Almost a hundred years later, it’s clear that the policies established in 1913 must be revoked in order to restore power to the people and the states. But can the American people stuff the Genie back in to the bottle?
The History of the US Tax System can be summed up in one paragraph…
Prior to the enactment of the income tax, most citizens were able to pursue their private economic affairs without the direct knowledge of the government. Individuals earned their wages, businesses earned their profits, and wealth was accumulated and dispensed with little or no interaction with government entities.
Passage of the 16th Amendment to the Constitution would forever change life in America and not for the better.
The 16th – The Congress shall have power to lay and collect taxes on incomes, from whatever source derived, without apportionment among the several states, and without regard to any census or enumeration.
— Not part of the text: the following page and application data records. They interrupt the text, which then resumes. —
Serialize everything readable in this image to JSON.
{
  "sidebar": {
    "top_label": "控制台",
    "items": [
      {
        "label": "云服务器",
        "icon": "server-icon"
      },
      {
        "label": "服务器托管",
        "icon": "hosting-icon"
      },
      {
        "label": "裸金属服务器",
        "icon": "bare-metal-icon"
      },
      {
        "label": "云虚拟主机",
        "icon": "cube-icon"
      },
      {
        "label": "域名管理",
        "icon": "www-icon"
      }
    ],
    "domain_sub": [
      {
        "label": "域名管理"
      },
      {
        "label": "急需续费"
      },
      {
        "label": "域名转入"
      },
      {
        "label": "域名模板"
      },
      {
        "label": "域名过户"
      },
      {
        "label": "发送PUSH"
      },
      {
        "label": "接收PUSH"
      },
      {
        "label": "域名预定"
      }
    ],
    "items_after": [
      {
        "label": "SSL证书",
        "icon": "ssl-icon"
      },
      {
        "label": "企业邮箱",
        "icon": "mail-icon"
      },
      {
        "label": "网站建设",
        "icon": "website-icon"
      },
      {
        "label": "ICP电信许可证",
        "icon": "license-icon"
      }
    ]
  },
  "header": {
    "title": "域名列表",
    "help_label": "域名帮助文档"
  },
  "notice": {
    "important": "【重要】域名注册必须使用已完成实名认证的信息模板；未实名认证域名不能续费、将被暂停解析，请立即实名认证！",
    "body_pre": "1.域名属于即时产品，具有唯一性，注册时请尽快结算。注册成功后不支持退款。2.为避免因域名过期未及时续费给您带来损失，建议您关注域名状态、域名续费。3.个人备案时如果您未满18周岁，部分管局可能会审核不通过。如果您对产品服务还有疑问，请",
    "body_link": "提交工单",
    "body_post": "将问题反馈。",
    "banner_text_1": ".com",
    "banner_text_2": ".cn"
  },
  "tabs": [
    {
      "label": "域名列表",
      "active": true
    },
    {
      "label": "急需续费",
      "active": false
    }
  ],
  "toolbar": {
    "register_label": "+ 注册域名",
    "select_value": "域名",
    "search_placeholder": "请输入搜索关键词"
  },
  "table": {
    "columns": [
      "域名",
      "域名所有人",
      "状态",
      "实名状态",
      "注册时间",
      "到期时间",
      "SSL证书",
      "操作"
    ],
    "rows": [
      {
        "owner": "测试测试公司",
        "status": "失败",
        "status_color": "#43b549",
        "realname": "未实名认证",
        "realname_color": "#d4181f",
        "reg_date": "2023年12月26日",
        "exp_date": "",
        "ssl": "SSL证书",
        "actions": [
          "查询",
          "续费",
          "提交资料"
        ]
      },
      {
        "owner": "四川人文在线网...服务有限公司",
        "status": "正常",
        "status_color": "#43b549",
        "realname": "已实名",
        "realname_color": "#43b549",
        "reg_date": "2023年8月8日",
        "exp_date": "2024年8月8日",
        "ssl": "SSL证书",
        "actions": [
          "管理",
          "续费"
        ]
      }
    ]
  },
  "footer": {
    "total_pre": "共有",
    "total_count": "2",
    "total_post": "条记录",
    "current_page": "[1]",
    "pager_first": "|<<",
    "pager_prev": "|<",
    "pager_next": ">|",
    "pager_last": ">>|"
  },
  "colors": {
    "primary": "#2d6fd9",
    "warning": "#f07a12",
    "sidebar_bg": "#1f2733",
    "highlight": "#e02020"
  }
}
It’s hard to imagine how the aforementioned amendment could have been written any broader, or why 36 states would agree to such an open ended federal power to strip citizens of their rightful earnings via taxation without representation and with literally no boundaries or limits to how far the federal government could ultimately go in their effort to buy the votes of some with the assets of others.
Since 1913, the federal tax code has been used as a primary tool of leftist social engineering in which the people have been forced to fund a government they no longer recognize and no longer support. The US Congress has a mere 11% approval rating today and the Executive branch is supported only by the 28% of citizens who benefit personally by the robbing of fellow citizens.
The states are now fiscal dependents of the federal government and the federal government is a twenty trillion pound ape trampling through the rose garden of American life, and nobody seems to have any clue how to rein it all in.
Further, thanks to the passage of the 17th Amendment, also passed in 1913, the states no longer have representation in Washington DC. Once again, what seemed like a simple sentence and a good idea to some at the time has since been used by the federal government to eliminate state’s sovereignty and rights.